» **How to complete this task**
Find the string "JSON" in the listing below and return each line it appears in.
**** Data records ****
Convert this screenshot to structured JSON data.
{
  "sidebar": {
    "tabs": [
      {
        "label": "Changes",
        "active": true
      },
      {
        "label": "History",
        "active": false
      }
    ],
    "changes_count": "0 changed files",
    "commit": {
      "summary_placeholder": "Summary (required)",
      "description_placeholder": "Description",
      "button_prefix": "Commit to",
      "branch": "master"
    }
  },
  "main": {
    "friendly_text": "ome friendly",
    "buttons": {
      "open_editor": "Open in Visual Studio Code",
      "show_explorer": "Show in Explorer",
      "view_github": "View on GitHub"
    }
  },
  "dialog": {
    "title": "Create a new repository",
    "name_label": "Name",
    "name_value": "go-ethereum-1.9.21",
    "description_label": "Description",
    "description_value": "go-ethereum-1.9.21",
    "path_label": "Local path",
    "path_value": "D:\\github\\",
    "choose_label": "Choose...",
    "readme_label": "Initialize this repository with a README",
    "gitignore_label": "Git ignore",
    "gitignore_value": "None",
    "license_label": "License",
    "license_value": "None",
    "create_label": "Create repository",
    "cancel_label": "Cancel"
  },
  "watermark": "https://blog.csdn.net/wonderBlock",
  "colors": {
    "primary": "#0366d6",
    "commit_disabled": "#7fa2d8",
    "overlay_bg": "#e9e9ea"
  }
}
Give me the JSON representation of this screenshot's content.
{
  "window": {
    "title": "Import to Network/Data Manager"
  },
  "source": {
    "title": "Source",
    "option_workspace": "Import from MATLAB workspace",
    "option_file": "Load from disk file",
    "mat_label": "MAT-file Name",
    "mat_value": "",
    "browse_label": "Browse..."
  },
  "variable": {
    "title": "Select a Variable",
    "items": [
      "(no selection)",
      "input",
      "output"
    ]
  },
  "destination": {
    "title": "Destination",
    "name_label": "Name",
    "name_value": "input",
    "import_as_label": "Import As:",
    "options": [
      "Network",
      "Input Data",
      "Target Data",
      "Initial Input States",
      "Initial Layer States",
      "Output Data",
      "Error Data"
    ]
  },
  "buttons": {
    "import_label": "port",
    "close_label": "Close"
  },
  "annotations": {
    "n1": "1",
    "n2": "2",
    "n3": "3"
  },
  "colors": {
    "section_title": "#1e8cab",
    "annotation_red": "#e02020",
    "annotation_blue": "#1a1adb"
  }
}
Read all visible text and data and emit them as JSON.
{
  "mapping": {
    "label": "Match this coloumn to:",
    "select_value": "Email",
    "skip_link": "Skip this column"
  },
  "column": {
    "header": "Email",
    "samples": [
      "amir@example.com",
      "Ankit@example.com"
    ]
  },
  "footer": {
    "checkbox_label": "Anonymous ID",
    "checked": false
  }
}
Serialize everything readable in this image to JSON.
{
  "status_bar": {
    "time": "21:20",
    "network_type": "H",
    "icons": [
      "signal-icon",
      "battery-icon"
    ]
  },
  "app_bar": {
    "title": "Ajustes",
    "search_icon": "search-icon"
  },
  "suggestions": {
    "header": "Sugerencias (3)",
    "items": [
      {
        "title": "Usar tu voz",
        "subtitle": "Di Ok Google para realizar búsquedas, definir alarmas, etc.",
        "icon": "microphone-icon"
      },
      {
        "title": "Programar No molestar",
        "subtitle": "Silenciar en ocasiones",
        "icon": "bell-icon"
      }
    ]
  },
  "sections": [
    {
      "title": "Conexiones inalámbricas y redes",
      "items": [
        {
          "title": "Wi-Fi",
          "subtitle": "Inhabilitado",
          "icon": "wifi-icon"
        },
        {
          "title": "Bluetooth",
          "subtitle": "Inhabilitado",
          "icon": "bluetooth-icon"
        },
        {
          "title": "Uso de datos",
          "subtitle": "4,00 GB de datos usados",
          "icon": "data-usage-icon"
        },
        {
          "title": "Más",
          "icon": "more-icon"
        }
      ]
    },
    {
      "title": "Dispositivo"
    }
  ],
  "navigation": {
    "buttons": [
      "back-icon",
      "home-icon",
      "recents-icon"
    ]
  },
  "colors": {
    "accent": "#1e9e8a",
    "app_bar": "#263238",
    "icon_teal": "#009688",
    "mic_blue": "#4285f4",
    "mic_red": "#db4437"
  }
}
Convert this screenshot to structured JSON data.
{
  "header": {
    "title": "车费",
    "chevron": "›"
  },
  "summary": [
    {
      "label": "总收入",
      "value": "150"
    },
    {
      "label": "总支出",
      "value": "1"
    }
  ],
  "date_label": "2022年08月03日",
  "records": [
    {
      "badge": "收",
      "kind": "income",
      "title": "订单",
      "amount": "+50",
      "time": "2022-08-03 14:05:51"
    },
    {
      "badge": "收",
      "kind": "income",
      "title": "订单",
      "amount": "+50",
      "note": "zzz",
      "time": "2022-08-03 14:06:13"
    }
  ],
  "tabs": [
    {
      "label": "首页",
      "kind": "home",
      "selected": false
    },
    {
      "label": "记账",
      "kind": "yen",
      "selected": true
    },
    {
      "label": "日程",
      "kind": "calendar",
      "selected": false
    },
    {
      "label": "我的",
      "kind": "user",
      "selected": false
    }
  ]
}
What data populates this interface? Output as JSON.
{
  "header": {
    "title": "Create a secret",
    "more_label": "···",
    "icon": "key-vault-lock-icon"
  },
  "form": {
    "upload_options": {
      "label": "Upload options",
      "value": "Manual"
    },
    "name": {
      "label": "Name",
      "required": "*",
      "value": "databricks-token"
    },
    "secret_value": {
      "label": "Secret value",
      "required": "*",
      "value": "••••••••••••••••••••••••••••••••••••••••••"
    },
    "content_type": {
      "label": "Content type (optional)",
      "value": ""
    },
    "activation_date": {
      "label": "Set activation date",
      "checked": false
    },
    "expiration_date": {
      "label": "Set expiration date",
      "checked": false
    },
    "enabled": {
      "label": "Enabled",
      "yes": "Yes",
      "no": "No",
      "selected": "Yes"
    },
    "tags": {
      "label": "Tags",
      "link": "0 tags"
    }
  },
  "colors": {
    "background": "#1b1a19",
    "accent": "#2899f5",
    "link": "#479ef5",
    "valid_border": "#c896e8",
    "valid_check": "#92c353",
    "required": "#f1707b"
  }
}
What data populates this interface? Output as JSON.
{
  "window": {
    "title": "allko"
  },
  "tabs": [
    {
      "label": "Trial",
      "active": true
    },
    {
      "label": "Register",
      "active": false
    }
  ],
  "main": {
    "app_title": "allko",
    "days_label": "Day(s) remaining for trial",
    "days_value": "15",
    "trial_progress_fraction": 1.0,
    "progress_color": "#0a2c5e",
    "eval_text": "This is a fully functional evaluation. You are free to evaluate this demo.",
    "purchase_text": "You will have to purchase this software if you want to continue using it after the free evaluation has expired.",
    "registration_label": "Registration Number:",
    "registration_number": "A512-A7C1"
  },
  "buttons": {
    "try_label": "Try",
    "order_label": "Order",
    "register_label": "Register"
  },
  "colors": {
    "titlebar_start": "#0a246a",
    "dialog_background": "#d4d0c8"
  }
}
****
» **Problem solution**
Convert this screenshot to structured JSON data.
Give me the JSON representation of this screenshot's content.
Read all visible text and data and emit them as JSON.
Serialize everything readable in this image to JSON.
Convert this screenshot to structured JSON data.
What data populates this interface? Output as JSON.
What data populates this interface? Output as JSON.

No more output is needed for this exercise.